About Author Olga Grushin from Goodreads:
Synopsis of Forty Rooms by Olga Grushin from Goodreads:
The internationally acclaimed author of The Dream Life of Sukhanov now returns to gift us with Forty Rooms, which outshines even that prizewinning novel.
Totally original in conception and magnificently executed, Forty Rooms is mysterious, withholding, and ultimately emotionally devastating. Olga Grushin is dealing with issues of women’s identity, of women’s choices, that no modern novel has explored so deeply.
“Forty rooms” is a conceit: it proposes that a modern woman will inhabit forty rooms in her lifetime. They form her biography, from childhood to death. For our protagonist, the much-loved child of a late marriage, the first rooms she is aware of as she nears the age of five are those that make up her family’s Moscow apartment. We follow this child as she reaches adolescence, leaves home to study in America, and slowly discovers sexual happiness and love. But her hunger for adventure and her longing to be a great poet conspire to kill the affair. She seems to have made her choice. But one day she runs into a college classmate. He is sure of his path through life, and he is protective of her. (He is also a great cook.) They drift into an affair and marriage. What follows are the decades of births and deaths, the celebrations, material accumulations, and home comforts—until one day, her children grown and gone, her husband absent, she finds herself alone except for the ghosts of her youth, who have come back to haunt and even taunt her.
Compelling and complex, Forty Rooms is also profoundly affecting, its ending shattering but true. We know that Mrs. Caldwell (for that is the only name by which we know her) has died. Was it a life well lived? Quite likely. Was it a life complete? Does such a life ever really exist?

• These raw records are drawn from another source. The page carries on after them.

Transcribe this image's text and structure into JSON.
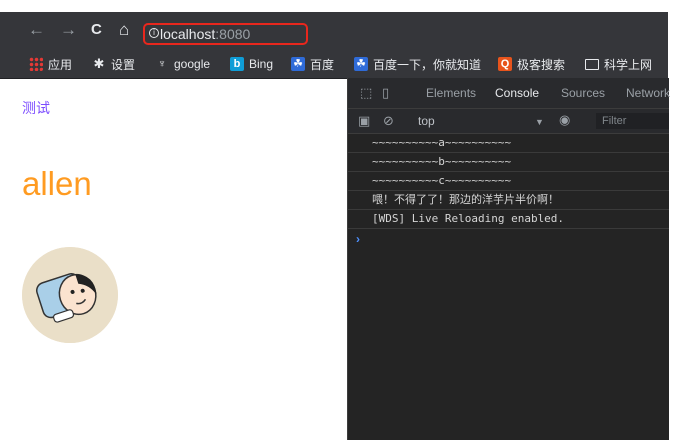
{
  "browser": {
    "url_host": "localhost",
    "url_port": ":8080",
    "nav": {
      "back": "←",
      "forward": "→",
      "reload": "C",
      "home": "⌂"
    }
  },
  "bookmarks": [
    {
      "label": "应用",
      "icon": "apps-grid-icon"
    },
    {
      "label": "设置",
      "icon": "gear-icon"
    },
    {
      "label": "google",
      "icon": "trophy-icon"
    },
    {
      "label": "Bing",
      "icon": "bing-icon"
    },
    {
      "label": "百度",
      "icon": "baidu-paw-icon"
    },
    {
      "label": "百度一下，你就知道",
      "icon": "baidu-paw-icon"
    },
    {
      "label": "极客搜索",
      "icon": "geek-search-icon"
    },
    {
      "label": "科学上网",
      "icon": "folder-icon"
    }
  ],
  "page": {
    "link_text": "测试",
    "title": "allen",
    "avatar": "avatar-illustration",
    "colors": {
      "link": "#7c4dff",
      "title": "#ff9b21"
    }
  },
  "devtools": {
    "tabs": [
      "Elements",
      "Console",
      "Sources",
      "Network"
    ],
    "active_tab": "Console",
    "context": "top",
    "filter_placeholder": "Filter",
    "logs": [
      "~~~~~~~~~~a~~~~~~~~~~",
      "~~~~~~~~~~b~~~~~~~~~~",
      "~~~~~~~~~~c~~~~~~~~~~",
      "喂！不得了了！那边的洋芋片半价啊！",
      "[WDS] Live Reloading enabled."
    ],
    "prompt": "›"
  }
}
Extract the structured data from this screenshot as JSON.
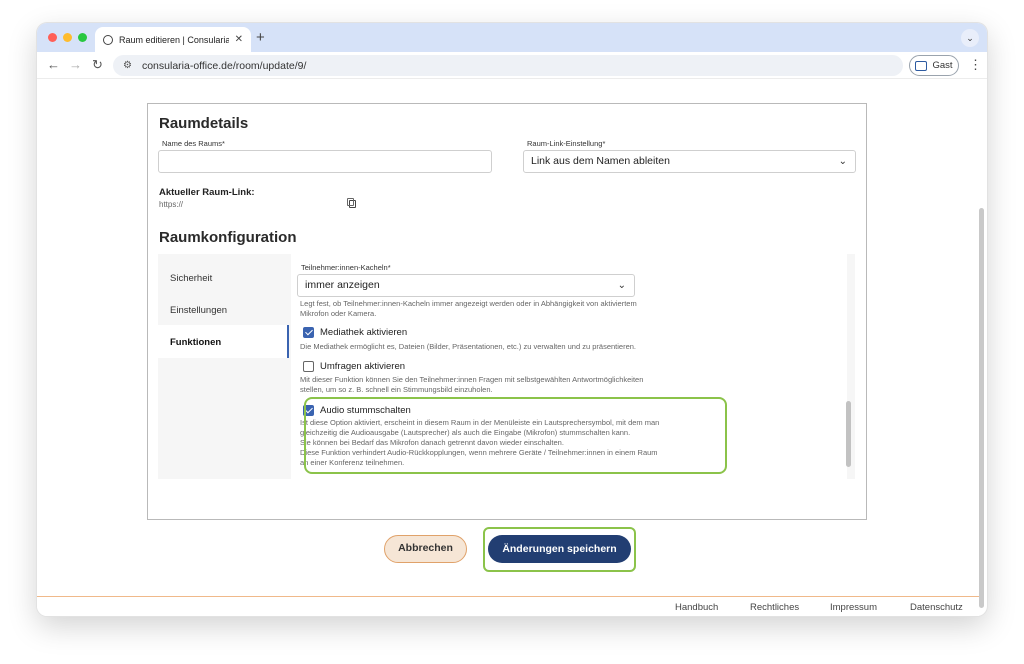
{
  "browser": {
    "tab_title": "Raum editieren | Consularia O",
    "url": "consularia-office.de/room/update/9/",
    "profile_label": "Gast",
    "traffic_lights": [
      "#ff5f57",
      "#febc2e",
      "#28c840"
    ]
  },
  "room_details": {
    "heading": "Raumdetails",
    "name_label": "Name des Raums*",
    "name_value": "",
    "link_setting_label": "Raum-Link-Einstellung*",
    "link_setting_value": "Link aus dem Namen ableiten",
    "current_link_label": "Aktueller Raum-Link:",
    "current_link_value": "https://"
  },
  "room_config": {
    "heading": "Raumkonfiguration",
    "nav": [
      "Sicherheit",
      "Einstellungen",
      "Funktionen"
    ],
    "active_nav": "Funktionen",
    "tiles_label": "Teilnehmer:innen-Kacheln*",
    "tiles_value": "immer anzeigen",
    "tiles_help_1": "Legt fest, ob Teilnehmer:innen-Kacheln immer angezeigt werden oder in Abhängigkeit von aktiviertem",
    "tiles_help_2": "Mikrofon oder Kamera.",
    "options": [
      {
        "label": "Mediathek aktivieren",
        "checked": true,
        "help": [
          "Die Mediathek ermöglicht es, Dateien (Bilder, Präsentationen, etc.) zu verwalten und zu präsentieren."
        ]
      },
      {
        "label": "Umfragen aktivieren",
        "checked": false,
        "help": [
          "Mit dieser Funktion können Sie den Teilnehmer:innen Fragen mit selbstgewählten Antwortmöglichkeiten",
          "stellen, um so z. B. schnell ein Stimmungsbild einzuholen."
        ]
      },
      {
        "label": "Audio stummschalten",
        "checked": true,
        "help": [
          "Ist diese Option aktiviert, erscheint in diesem Raum in der Menüleiste ein Lautsprechersymbol, mit dem man",
          "gleichzeitig die Audioausgabe (Lautsprecher) als auch die Eingabe (Mikrofon) stummschalten kann.",
          "Sie können bei Bedarf das Mikrofon danach getrennt davon wieder einschalten.",
          "Diese Funktion verhindert Audio-Rückkopplungen, wenn mehrere Geräte / Teilnehmer:innen in einem Raum",
          "an einer Konferenz teilnehmen."
        ]
      }
    ]
  },
  "actions": {
    "cancel": "Abbrechen",
    "save": "Änderungen speichern"
  },
  "footer": {
    "links": [
      "Handbuch",
      "Rechtliches",
      "Impressum",
      "Datenschutz"
    ]
  },
  "colors": {
    "accent": "#3a63b0",
    "save_button": "#223e72",
    "highlight": "#8bc34a"
  }
}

Life is, after all, full of trade-offs and choices. Who is to say her path was not well taken? It is this ambiguity that is at the heart of this provocative novel.
Thanks to Allison from The Book Wheel for putting on this event and bringing Olga to my blog. I have enjoyed getting to know Olga’s work and these adorably charming Moomin characters by the late Tove Jansson that she recommended. My boys and I will be checking out these books, I love the simplicity and as you know, it’s my mission to help others celebrate the small victories in life and the Moomin series will be the the perfect addition to our kids’ library!